Many 10’s of billions of enterprise CAPEX and OPEX dollars are spent on enterprise compute and the tools to manage and automate that. IT shops have a very difficult question: Do I invest in building my own private cloud, or do I leverage the public cloud? Many say that a well run private cloud can be cheaper, more secure, and more in tune with internal requirements. Private and Public clouds are vying for your spend and mind share. Who will this battle? How much of a war is this?
Let’s understand that management and automation software has become just as important as your hardware selection as the key ingredient in your compute strategy. This is a war over close to 100B dollars of enterprise and service provide spend.
There is indeed a 3rd player in this war: a company and a service offer that is both pragmatic and in a leadership position. I personally spent close to 6 years in the managed services business earlier in my career and every lesson I learned in managing on-premise, hosted, and private infrastructure for clients all pointed to the most pragmatic approach for how to address client needs: Customer Choice.
News Flash: CSC has selected and is deploying Cisco’s Intelligent Automation for Cloud as the cloud automation engine behind their on-premise private and public cloud offering running on VCE vBlock technology. This is a significant market statement about where infrastructure as a service is going and how to get there. Leveraging the lessons from Cisco IT usage of Intelligent Automation for Cloud (self service, catalog and orchestration) for private cloud management and automation and all the knowledge based best practices that our business unit has harvested over the past 10+ years of experience in automation in public and private clouds, CSC and Cisco and have joined forces in the war. Many other service providers are as well.

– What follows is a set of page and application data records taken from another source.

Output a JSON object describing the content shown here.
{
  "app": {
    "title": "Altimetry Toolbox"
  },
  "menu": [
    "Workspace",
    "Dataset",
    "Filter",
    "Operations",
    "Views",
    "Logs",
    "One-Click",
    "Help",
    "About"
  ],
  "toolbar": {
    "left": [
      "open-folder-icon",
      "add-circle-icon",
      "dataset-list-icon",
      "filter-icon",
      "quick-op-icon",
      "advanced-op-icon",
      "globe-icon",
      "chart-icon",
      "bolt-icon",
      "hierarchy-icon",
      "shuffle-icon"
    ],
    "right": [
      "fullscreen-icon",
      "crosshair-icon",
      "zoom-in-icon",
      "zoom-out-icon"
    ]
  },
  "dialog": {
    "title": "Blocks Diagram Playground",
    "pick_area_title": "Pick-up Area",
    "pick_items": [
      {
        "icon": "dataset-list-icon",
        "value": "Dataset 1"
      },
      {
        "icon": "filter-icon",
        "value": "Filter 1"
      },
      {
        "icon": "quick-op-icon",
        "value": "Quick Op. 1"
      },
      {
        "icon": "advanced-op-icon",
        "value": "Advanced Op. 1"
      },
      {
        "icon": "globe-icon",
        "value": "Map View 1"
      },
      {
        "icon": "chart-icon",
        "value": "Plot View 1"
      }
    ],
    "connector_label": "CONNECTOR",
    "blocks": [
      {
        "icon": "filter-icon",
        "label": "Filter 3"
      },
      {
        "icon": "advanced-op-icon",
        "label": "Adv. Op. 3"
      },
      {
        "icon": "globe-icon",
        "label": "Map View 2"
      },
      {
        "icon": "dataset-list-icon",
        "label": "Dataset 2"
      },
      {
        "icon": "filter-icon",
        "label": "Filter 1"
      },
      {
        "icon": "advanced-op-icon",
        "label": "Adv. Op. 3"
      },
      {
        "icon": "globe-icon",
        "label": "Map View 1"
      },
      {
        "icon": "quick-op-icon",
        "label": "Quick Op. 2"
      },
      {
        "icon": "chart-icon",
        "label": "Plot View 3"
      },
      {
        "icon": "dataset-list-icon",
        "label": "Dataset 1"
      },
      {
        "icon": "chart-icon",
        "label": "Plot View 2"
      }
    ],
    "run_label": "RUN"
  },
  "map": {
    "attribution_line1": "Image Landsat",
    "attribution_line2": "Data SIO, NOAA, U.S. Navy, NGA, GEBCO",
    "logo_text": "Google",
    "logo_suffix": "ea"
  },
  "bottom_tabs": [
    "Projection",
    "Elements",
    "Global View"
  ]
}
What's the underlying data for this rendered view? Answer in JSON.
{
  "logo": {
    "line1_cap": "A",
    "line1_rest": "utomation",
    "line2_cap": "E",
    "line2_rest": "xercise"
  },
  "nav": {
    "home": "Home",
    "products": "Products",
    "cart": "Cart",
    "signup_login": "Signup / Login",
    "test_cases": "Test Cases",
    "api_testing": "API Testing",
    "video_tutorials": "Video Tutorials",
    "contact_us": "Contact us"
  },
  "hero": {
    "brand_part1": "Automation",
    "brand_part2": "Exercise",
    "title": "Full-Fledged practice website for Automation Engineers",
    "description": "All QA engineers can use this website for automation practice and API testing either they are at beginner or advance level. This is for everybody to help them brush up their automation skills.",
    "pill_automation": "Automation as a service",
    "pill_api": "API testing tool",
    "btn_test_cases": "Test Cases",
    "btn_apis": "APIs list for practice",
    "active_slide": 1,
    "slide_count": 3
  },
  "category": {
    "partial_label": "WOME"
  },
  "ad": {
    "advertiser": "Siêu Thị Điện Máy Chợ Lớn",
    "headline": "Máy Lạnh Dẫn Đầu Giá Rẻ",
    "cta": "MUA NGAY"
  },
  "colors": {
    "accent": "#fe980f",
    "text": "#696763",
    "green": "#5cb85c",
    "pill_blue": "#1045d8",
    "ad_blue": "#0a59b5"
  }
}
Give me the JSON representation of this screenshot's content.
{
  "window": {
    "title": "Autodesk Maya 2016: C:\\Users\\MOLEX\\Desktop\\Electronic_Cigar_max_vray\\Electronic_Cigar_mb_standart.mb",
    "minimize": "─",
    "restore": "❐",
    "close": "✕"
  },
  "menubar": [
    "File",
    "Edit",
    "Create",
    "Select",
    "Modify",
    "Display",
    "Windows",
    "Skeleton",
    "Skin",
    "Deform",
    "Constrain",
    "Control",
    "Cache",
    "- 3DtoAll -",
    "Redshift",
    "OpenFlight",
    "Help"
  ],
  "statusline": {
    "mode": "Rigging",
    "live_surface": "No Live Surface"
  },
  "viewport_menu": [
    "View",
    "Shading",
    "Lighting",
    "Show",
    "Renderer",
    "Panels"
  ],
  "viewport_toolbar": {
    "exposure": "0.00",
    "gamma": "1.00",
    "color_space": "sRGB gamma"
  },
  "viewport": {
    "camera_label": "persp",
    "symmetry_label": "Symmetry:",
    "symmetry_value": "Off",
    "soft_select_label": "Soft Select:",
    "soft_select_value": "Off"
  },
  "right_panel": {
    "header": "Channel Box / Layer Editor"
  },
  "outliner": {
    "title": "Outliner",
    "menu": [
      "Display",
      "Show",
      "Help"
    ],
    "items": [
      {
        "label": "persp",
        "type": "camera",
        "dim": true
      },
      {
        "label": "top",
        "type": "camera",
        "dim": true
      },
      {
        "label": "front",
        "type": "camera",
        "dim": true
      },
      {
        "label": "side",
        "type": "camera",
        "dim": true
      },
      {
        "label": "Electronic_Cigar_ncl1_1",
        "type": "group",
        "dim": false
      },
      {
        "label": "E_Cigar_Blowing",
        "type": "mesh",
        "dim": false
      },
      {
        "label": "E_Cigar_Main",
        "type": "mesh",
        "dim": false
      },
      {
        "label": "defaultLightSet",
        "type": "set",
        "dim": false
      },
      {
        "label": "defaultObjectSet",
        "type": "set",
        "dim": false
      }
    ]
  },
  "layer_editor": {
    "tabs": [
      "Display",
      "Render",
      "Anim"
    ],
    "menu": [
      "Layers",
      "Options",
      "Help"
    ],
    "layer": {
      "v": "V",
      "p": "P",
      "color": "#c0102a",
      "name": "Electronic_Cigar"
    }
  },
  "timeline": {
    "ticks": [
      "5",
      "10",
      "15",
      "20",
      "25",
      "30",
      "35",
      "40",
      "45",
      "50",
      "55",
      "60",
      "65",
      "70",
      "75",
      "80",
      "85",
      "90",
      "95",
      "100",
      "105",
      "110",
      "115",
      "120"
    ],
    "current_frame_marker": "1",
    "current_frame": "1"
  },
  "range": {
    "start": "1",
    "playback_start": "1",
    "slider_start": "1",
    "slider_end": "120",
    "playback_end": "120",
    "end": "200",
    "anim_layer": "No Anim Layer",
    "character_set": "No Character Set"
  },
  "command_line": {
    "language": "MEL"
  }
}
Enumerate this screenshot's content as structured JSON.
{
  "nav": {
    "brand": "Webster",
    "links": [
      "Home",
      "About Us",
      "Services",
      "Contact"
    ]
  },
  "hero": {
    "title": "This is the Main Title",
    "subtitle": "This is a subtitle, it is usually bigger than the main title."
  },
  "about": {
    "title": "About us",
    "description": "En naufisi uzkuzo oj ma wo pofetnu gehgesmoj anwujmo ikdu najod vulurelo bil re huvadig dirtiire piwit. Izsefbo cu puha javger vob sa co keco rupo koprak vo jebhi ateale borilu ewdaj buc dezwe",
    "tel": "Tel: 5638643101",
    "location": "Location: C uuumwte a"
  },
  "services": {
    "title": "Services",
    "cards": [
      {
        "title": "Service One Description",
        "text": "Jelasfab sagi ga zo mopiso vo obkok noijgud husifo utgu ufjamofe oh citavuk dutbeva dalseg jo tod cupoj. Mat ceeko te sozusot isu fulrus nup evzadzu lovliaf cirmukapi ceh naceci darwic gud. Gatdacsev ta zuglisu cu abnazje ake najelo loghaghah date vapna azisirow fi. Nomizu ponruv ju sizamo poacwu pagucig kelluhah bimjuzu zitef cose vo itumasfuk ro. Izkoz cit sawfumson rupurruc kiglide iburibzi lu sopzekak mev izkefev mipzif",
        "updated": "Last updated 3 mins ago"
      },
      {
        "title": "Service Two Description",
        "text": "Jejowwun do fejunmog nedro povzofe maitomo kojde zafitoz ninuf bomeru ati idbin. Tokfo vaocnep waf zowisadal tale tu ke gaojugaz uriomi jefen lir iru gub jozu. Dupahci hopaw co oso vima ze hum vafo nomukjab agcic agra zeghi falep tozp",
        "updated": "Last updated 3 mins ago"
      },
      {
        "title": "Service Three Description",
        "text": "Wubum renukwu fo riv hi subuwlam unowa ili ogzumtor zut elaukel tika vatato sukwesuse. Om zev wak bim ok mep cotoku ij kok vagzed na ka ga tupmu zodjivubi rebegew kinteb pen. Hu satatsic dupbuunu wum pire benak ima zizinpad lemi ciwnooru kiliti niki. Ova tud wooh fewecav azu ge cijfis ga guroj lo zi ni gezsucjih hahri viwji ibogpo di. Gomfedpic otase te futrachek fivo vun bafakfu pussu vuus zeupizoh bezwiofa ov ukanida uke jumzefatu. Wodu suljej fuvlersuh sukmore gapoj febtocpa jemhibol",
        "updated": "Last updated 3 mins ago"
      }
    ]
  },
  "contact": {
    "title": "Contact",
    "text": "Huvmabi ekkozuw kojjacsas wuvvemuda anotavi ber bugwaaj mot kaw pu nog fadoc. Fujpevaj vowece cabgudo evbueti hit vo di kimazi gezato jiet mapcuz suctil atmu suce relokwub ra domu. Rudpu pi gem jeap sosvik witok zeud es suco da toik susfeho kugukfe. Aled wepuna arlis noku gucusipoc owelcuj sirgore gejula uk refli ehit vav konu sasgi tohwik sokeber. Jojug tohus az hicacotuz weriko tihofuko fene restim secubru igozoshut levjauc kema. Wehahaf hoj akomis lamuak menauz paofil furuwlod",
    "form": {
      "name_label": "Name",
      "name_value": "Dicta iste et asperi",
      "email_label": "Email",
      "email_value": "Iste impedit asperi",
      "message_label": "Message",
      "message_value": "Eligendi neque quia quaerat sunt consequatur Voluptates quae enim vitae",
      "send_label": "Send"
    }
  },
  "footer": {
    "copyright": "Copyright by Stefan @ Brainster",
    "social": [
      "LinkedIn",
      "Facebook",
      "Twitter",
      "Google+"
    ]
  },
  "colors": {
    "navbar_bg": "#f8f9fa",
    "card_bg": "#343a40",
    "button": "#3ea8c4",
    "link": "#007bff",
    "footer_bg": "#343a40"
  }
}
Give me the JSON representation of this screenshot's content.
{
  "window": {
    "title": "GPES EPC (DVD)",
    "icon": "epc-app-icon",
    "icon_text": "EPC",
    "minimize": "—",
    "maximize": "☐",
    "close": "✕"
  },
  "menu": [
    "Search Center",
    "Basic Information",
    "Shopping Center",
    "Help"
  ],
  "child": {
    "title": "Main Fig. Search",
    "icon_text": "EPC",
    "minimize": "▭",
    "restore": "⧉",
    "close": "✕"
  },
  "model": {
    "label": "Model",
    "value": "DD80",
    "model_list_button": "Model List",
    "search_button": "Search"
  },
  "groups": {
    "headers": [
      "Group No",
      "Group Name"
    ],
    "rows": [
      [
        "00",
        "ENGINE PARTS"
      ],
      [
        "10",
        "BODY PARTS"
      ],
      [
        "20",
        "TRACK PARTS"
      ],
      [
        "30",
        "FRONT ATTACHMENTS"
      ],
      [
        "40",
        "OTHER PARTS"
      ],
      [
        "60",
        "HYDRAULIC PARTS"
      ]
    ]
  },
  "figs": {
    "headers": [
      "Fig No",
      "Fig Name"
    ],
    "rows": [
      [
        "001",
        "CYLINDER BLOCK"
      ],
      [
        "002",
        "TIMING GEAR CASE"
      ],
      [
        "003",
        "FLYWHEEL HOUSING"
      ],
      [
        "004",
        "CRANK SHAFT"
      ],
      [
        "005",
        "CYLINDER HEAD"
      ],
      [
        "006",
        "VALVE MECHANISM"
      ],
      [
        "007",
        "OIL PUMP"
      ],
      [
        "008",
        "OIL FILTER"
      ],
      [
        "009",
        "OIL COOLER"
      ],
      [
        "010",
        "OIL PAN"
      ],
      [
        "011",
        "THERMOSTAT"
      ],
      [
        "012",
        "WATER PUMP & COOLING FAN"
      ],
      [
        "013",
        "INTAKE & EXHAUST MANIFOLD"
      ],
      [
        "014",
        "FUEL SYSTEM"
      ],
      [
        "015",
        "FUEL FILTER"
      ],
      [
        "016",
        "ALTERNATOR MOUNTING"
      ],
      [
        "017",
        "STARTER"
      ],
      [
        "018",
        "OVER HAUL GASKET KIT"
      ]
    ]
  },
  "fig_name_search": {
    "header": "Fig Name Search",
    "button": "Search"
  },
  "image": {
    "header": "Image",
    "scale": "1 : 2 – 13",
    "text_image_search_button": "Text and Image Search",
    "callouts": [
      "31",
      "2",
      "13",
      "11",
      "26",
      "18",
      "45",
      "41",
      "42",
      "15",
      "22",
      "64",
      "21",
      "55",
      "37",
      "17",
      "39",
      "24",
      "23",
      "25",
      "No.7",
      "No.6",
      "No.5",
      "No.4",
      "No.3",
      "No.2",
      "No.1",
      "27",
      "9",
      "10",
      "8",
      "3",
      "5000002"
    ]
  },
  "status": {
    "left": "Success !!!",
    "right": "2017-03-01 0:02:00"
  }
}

If you would like the benefit of a private cloud, but want someone else to operate it, give CSC a call. It will be an intelligent choice for Intelligent Automation from Cisco.